The analytic time dependent solutions for the master equations describing the RAD memory unit can be used to quantitative and qualitatively establish the basis for the design of such biological devices. All the necessary information about the system is encoded in the time dependent joint probability distributions which are obtained by applying formulas (4) in the analytic solutions of the model. The solutions are expressed in closed form in terms of the well known Kummer functions and packages in softwares of symbolic computation, such as Maple, are available for direct computation of their series expansions leading to the desired joint distributions. If, instead of evaluating the derivatives of the solutions in *z* = *y* = 0 as in formulas (4), one evaluates them at *z* = *y* = 1, closed expressions for any desired moment of the joint distributions, such as mean values, variance and covariance are easily obtained. A special word should be said about “developing” of a mixed state using slow switching. Although this procedure has no direct interest for storing information, it could be used as a biological implementation of a p-switch. A p-switch [13] is a stochastic element that takes two values, one and zero with probabilities *p* and 1 − *p*, respectively. In other words, it is a physical implementation of a Bernoulli random variable, which is the basic element in stochastic computing [3], an hybrid, digital/analog form of computation in which real numbers are represented as random finite sequences of zeros and ones, the represented real number *p* being the frequency of occurrence of ones. In our case, each random bit in a sequence would be a cell. Although redundant from an information theoretic point of view, this representation was shown to be particularly robust and protected against random faults [3].

Although the discussion is based on the RAD switch setting illustrated in Fig.1, our model provides a simplified phenomenological framework for studying other implementations of two states memories, including toggle-switches based on positive feedback. In the latter case, simplified switching models corresponding to stochastic transitions between the two attractors of the system can be justified by low noise approximations as discussed in [10].

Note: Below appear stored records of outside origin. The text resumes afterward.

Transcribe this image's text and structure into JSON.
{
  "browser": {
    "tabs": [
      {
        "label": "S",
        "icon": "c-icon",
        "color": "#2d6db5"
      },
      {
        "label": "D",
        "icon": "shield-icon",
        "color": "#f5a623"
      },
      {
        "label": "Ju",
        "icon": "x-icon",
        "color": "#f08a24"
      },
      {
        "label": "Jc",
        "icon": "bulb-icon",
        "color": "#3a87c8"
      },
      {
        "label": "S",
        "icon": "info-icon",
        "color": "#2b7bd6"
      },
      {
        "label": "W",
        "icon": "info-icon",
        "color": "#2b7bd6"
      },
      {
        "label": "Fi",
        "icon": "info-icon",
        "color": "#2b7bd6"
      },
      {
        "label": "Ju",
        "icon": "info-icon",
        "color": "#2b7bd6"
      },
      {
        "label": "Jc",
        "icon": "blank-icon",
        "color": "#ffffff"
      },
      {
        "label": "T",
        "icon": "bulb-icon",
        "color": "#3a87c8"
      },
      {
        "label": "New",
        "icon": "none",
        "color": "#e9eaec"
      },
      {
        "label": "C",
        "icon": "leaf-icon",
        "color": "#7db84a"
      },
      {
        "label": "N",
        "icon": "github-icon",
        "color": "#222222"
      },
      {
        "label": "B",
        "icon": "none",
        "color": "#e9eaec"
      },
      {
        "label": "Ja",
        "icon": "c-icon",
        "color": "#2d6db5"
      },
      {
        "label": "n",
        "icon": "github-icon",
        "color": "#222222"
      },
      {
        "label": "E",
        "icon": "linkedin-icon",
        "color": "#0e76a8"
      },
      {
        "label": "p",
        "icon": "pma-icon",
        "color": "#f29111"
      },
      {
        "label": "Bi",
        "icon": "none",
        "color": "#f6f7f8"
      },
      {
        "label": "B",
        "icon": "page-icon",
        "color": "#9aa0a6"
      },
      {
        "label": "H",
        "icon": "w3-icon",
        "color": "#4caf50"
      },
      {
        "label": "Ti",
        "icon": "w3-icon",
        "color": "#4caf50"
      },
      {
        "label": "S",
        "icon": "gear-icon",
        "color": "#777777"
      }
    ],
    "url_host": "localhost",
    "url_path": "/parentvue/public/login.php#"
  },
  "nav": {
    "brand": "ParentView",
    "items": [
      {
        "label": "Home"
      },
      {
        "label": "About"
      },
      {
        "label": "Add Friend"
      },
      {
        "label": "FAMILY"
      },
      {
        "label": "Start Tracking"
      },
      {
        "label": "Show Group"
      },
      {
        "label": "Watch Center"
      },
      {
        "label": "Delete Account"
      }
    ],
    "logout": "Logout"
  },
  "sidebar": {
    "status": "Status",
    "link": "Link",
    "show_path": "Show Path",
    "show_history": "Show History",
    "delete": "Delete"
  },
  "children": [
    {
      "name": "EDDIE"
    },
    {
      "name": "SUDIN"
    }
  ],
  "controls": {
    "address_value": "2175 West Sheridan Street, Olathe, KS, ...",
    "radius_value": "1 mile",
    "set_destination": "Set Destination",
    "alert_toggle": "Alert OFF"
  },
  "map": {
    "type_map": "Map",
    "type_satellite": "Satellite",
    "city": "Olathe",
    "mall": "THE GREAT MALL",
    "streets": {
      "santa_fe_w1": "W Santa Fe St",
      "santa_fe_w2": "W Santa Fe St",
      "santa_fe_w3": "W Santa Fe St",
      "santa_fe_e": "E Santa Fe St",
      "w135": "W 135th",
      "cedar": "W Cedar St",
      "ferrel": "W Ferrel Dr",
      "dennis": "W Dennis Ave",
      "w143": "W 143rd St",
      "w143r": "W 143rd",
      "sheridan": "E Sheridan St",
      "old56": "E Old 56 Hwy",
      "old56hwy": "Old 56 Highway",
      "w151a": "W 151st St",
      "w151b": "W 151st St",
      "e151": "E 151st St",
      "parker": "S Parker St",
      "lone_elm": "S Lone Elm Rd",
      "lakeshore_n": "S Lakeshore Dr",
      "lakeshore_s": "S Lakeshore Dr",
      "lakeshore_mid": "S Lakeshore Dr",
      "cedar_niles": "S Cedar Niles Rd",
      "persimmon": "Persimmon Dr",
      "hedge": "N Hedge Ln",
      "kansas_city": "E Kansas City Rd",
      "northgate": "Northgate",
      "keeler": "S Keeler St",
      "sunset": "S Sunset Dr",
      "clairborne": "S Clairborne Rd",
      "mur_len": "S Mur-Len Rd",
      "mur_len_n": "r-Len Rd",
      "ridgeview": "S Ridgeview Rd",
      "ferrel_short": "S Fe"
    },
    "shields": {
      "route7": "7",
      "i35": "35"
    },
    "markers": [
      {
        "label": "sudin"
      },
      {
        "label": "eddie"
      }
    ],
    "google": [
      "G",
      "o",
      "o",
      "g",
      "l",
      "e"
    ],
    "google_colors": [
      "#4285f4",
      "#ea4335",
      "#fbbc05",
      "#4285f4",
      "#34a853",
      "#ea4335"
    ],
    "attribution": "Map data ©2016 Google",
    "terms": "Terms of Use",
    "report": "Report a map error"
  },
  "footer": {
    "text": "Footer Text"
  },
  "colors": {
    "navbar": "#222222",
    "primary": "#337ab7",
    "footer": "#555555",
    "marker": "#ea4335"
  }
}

## Acknowledgements

Work supported by FAPESP, SP, Brazil (G.I., contract 2012/04723-4) and CNPq, Brazil (G.I., contract 202238/2014-8). O.R. thanks LABEX Epigenmed for support.